(Beginning of The records)
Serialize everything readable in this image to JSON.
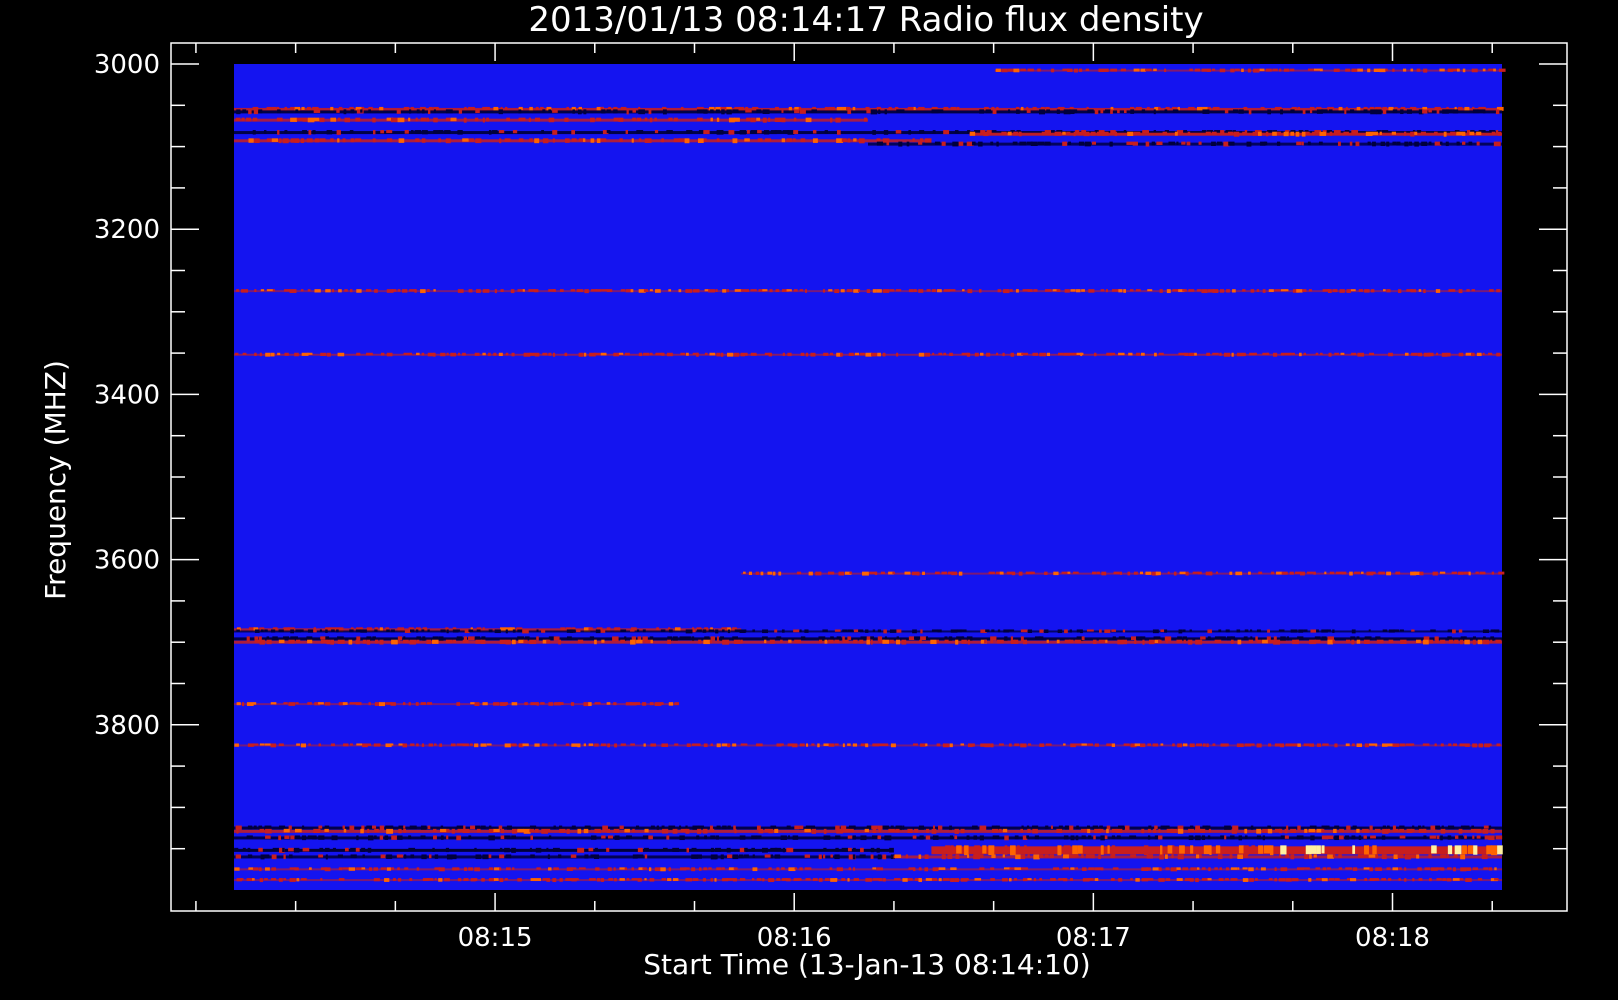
{
  "chart_data": {
    "type": "heatmap",
    "title": "2013/01/13 08:14:17 Radio flux density",
    "xlabel": "Start Time (13-Jan-13 08:14:10)",
    "ylabel": "Frequency (MHZ)",
    "x_range_seconds_after_start": [
      0,
      256
    ],
    "plot_x_range_seconds_after_start": [
      -15,
      265
    ],
    "ylim": [
      3000,
      4000
    ],
    "y_inverted": true,
    "x_ticks": [
      "08:15",
      "08:16",
      "08:17",
      "08:18"
    ],
    "x_tick_seconds_after_start": [
      50,
      110,
      170,
      230
    ],
    "y_ticks": [
      3000,
      3200,
      3400,
      3600,
      3800
    ],
    "y_minor_step": 50,
    "background_color": "#1414f0",
    "colors": {
      "background": "#000000",
      "axes": "#ffffff",
      "low": "#00003c",
      "mid": "#c81e1e",
      "high": "#ff6400",
      "peak": "#fff0a0"
    },
    "bands": [
      {
        "freq": 3008,
        "intensity": 0.35,
        "start_frac": 0.6,
        "end_frac": 1.0,
        "kind": "emission"
      },
      {
        "freq": 3055,
        "intensity": 0.8,
        "start_frac": 0.0,
        "end_frac": 1.0,
        "kind": "emission"
      },
      {
        "freq": 3058,
        "intensity": 0.9,
        "start_frac": 0.0,
        "end_frac": 1.0,
        "kind": "absorption"
      },
      {
        "freq": 3068,
        "intensity": 0.65,
        "start_frac": 0.0,
        "end_frac": 0.5,
        "kind": "emission"
      },
      {
        "freq": 3083,
        "intensity": 0.9,
        "start_frac": 0.0,
        "end_frac": 1.0,
        "kind": "absorption"
      },
      {
        "freq": 3085,
        "intensity": 0.9,
        "start_frac": 0.58,
        "end_frac": 1.0,
        "kind": "emission"
      },
      {
        "freq": 3093,
        "intensity": 0.75,
        "start_frac": 0.0,
        "end_frac": 0.55,
        "kind": "emission"
      },
      {
        "freq": 3097,
        "intensity": 0.7,
        "start_frac": 0.5,
        "end_frac": 1.0,
        "kind": "absorption"
      },
      {
        "freq": 3275,
        "intensity": 0.25,
        "start_frac": 0.0,
        "end_frac": 1.0,
        "kind": "emission"
      },
      {
        "freq": 3352,
        "intensity": 0.4,
        "start_frac": 0.0,
        "end_frac": 1.0,
        "kind": "emission"
      },
      {
        "freq": 3617,
        "intensity": 0.3,
        "start_frac": 0.4,
        "end_frac": 1.0,
        "kind": "emission"
      },
      {
        "freq": 3685,
        "intensity": 0.7,
        "start_frac": 0.0,
        "end_frac": 0.4,
        "kind": "emission"
      },
      {
        "freq": 3687,
        "intensity": 0.6,
        "start_frac": 0.0,
        "end_frac": 1.0,
        "kind": "absorption"
      },
      {
        "freq": 3696,
        "intensity": 0.9,
        "start_frac": 0.0,
        "end_frac": 1.0,
        "kind": "absorption"
      },
      {
        "freq": 3700,
        "intensity": 0.75,
        "start_frac": 0.0,
        "end_frac": 1.0,
        "kind": "emission"
      },
      {
        "freq": 3775,
        "intensity": 0.25,
        "start_frac": 0.0,
        "end_frac": 0.35,
        "kind": "emission"
      },
      {
        "freq": 3825,
        "intensity": 0.2,
        "start_frac": 0.0,
        "end_frac": 1.0,
        "kind": "emission"
      },
      {
        "freq": 3925,
        "intensity": 0.85,
        "start_frac": 0.0,
        "end_frac": 1.0,
        "kind": "absorption"
      },
      {
        "freq": 3929,
        "intensity": 0.75,
        "start_frac": 0.0,
        "end_frac": 1.0,
        "kind": "emission"
      },
      {
        "freq": 3937,
        "intensity": 0.85,
        "start_frac": 0.0,
        "end_frac": 1.0,
        "kind": "absorption"
      },
      {
        "freq": 3952,
        "intensity": 1.0,
        "start_frac": 0.0,
        "end_frac": 0.52,
        "kind": "absorption"
      },
      {
        "freq": 3952,
        "intensity": 1.0,
        "start_frac": 0.55,
        "end_frac": 1.0,
        "kind": "flare"
      },
      {
        "freq": 3960,
        "intensity": 0.8,
        "start_frac": 0.0,
        "end_frac": 0.52,
        "kind": "absorption"
      },
      {
        "freq": 3960,
        "intensity": 0.65,
        "start_frac": 0.52,
        "end_frac": 1.0,
        "kind": "emission"
      },
      {
        "freq": 3975,
        "intensity": 0.35,
        "start_frac": 0.0,
        "end_frac": 1.0,
        "kind": "emission"
      },
      {
        "freq": 3988,
        "intensity": 0.3,
        "start_frac": 0.0,
        "end_frac": 1.0,
        "kind": "emission"
      }
    ]
  }
}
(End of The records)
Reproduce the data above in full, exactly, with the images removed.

* _Answer section_:
Serialize everything readable in this image to JSON.
{
  "chart_data": {
    "type": "heatmap",
    "title": "2013/01/13 08:14:17 Radio flux density",
    "xlabel": "Start Time (13-Jan-13 08:14:10)",
    "ylabel": "Frequency (MHZ)",
    "x_range_seconds_after_start": [
      0,
      256
    ],
    "plot_x_range_seconds_after_start": [
      -15,
      265
    ],
    "ylim": [
      3000,
      4000
    ],
    "y_inverted": true,
    "x_ticks": [
      "08:15",
      "08:16",
      "08:17",
      "08:18"
    ],
    "x_tick_seconds_after_start": [
      50,
      110,
      170,
      230
    ],
    "y_ticks": [
      3000,
      3200,
      3400,
      3600,
      3800
    ],
    "y_minor_step": 50,
    "background_color": "#1414f0",
    "colors": {
      "background": "#000000",
      "axes": "#ffffff",
      "low": "#00003c",
      "mid": "#c81e1e",
      "high": "#ff6400",
      "peak": "#fff0a0"
    },
    "bands": [
      {
        "freq": 3008,
        "intensity": 0.35,
        "start_frac": 0.6,
        "end_frac": 1.0,
        "kind": "emission"
      },
      {
        "freq": 3055,
        "intensity": 0.8,
        "start_frac": 0.0,
        "end_frac": 1.0,
        "kind": "emission"
      },
      {
        "freq": 3058,
        "intensity": 0.9,
        "start_frac": 0.0,
        "end_frac": 1.0,
        "kind": "absorption"
      },
      {
        "freq": 3068,
        "intensity": 0.65,
        "start_frac": 0.0,
        "end_frac": 0.5,
        "kind": "emission"
      },
      {
        "freq": 3083,
        "intensity": 0.9,
        "start_frac": 0.0,
        "end_frac": 1.0,
        "kind": "absorption"
      },
      {
        "freq": 3085,
        "intensity": 0.9,
        "start_frac": 0.58,
        "end_frac": 1.0,
        "kind": "emission"
      },
      {
        "freq": 3093,
        "intensity": 0.75,
        "start_frac": 0.0,
        "end_frac": 0.55,
        "kind": "emission"
      },
      {
        "freq": 3097,
        "intensity": 0.7,
        "start_frac": 0.5,
        "end_frac": 1.0,
        "kind": "absorption"
      },
      {
        "freq": 3275,
        "intensity": 0.25,
        "start_frac": 0.0,
        "end_frac": 1.0,
        "kind": "emission"
      },
      {
        "freq": 3352,
        "intensity": 0.4,
        "start_frac": 0.0,
        "end_frac": 1.0,
        "kind": "emission"
      },
      {
        "freq": 3617,
        "intensity": 0.3,
        "start_frac": 0.4,
        "end_frac": 1.0,
        "kind": "emission"
      },
      {
        "freq": 3685,
        "intensity": 0.7,
        "start_frac": 0.0,
        "end_frac": 0.4,
        "kind": "emission"
      },
      {
        "freq": 3687,
        "intensity": 0.6,
        "start_frac": 0.0,
        "end_frac": 1.0,
        "kind": "absorption"
      },
      {
        "freq": 3696,
        "intensity": 0.9,
        "start_frac": 0.0,
        "end_frac": 1.0,
        "kind": "absorption"
      },
      {
        "freq": 3700,
        "intensity": 0.75,
        "start_frac": 0.0,
        "end_frac": 1.0,
        "kind": "emission"
      },
      {
        "freq": 3775,
        "intensity": 0.25,
        "start_frac": 0.0,
        "end_frac": 0.35,
        "kind": "emission"
      },
      {
        "freq": 3825,
        "intensity": 0.2,
        "start_frac": 0.0,
        "end_frac": 1.0,
        "kind": "emission"
      },
      {
        "freq": 3925,
        "intensity": 0.85,
        "start_frac": 0.0,
        "end_frac": 1.0,
        "kind": "absorption"
      },
      {
        "freq": 3929,
        "intensity": 0.75,
        "start_frac": 0.0,
        "end_frac": 1.0,
        "kind": "emission"
      },
      {
        "freq": 3937,
        "intensity": 0.85,
        "start_frac": 0.0,
        "end_frac": 1.0,
        "kind": "absorption"
      },
      {
        "freq": 3952,
        "intensity": 1.0,
        "start_frac": 0.0,
        "end_frac": 0.52,
        "kind": "absorption"
      },
      {
        "freq": 3952,
        "intensity": 1.0,
        "start_frac": 0.55,
        "end_frac": 1.0,
        "kind": "flare"
      },
      {
        "freq": 3960,
        "intensity": 0.8,
        "start_frac": 0.0,
        "end_frac": 0.52,
        "kind": "absorption"
      },
      {
        "freq": 3960,
        "intensity": 0.65,
        "start_frac": 0.52,
        "end_frac": 1.0,
        "kind": "emission"
      },
      {
        "freq": 3975,
        "intensity": 0.35,
        "start_frac": 0.0,
        "end_frac": 1.0,
        "kind": "emission"
      },
      {
        "freq": 3988,
        "intensity": 0.3,
        "start_frac": 0.0,
        "end_frac": 1.0,
        "kind": "emission"
      }
    ]
  }
}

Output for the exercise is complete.